A movie review of “You’re Next,” a slasher film that starts poorly but gets better once most of the cast has been butchered.
The Hollywood Reporter
‘You’re Next,’ with Joe Swanberg, Ti West, A.J. Bowen, Sharni Vinson. Directed by Adam Wingard, from a screenplay by Simon Barrett. 96 minutes. Rated R for strong bloody violence, language and some sexuality/nudity. Several theaters.
The Hollywood Reporter does not provide star ratings with reviews.
“You’re Next” is a nasty little slasher film that starts poorly but gets better once most of the cast has been butchered.
Indie film figures Joe Swanberg and Ti West play two attendees at a party where four siblings and their significant others are celebrating their parents’ 35th wedding anniversary. Most tolerable among this largely annoying crew are Crispian (A.J. Bowen), a college professor, and his Australian girlfriend, Erin (Sharni Vinson).
The irritation factor grows substantially after the first slaying at this remote Tudor mansion, when half the female cast seems to be competing to shriek the longest.
An unknown number of men, wearing animal masks and wielding crossbows, are stalking the family. Director Adam Wingard and screenwriter Simon Barrett start with a few quick killings in which the victims are behaving so stupidly they’re practically asking to die.

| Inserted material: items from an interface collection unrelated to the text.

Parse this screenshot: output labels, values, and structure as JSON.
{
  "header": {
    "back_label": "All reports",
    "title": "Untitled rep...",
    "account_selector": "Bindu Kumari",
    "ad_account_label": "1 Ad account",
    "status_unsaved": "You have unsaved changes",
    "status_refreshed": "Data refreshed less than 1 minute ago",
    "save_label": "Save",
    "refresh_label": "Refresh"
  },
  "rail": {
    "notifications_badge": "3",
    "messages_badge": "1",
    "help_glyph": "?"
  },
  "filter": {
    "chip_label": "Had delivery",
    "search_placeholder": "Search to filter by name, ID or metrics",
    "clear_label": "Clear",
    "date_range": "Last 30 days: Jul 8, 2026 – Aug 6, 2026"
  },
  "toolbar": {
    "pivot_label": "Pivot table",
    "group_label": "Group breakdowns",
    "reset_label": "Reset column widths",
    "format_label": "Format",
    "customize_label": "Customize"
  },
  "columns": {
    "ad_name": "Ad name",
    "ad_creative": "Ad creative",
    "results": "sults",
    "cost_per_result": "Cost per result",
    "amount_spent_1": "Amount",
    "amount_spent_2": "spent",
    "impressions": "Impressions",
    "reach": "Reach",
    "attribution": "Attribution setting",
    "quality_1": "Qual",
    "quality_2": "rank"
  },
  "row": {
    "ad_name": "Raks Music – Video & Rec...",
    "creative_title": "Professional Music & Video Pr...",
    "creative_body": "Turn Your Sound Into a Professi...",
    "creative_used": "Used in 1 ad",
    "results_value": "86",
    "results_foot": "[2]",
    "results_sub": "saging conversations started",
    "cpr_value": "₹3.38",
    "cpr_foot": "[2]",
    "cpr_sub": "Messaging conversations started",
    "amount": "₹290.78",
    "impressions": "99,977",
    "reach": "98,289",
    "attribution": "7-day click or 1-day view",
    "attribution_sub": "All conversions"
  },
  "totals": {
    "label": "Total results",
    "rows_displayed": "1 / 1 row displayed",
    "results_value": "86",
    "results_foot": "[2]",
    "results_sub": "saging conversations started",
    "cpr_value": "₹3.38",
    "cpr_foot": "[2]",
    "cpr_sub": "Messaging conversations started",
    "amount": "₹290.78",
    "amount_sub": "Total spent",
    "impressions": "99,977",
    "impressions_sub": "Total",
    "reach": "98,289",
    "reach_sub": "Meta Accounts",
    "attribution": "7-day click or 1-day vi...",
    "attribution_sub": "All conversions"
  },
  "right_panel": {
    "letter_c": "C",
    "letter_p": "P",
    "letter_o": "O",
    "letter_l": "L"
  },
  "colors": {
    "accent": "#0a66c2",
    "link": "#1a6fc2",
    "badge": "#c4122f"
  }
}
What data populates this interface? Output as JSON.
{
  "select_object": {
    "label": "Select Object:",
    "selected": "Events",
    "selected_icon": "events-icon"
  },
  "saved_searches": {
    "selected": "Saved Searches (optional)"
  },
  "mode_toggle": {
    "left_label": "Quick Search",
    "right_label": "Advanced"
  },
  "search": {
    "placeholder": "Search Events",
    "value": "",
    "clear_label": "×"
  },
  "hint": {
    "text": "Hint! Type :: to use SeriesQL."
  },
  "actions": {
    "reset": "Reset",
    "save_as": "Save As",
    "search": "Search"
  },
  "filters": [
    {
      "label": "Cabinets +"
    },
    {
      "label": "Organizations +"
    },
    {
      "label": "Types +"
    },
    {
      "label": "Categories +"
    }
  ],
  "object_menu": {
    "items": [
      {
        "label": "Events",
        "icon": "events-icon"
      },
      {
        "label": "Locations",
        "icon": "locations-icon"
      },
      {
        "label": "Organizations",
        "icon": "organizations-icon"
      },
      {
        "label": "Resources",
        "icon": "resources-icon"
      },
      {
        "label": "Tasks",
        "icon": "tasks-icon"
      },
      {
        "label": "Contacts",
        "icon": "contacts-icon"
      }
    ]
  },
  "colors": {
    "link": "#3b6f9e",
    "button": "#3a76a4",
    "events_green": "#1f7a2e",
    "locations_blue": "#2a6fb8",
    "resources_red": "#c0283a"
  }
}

Most frustrating during the film’s first half is that only one among the 10 characters, Erin, has anything approaching a self-preservation instinct. While others scream or stand around dumbly, she hustles off to lock windows and gather weapons.
While the mask-wearing villains have a hard time delivering the kind of novel slayings horror fans demand, Erin musters the ferocity to compensate when she meat-tenderizes an attacker’s skull — and that’s when the movie starts to turn fun.
In the absence of sympathetic characters, a little humor would have gone a long way. But aside from a near-miss sex scene in a bed shared by a corpse, there’s practically none on hand.
Only when the reasons for the attack become clear does the movie find its feet, but “You’re Next” ends on a high enough note that buzz on the way out of the theater should work in its favor.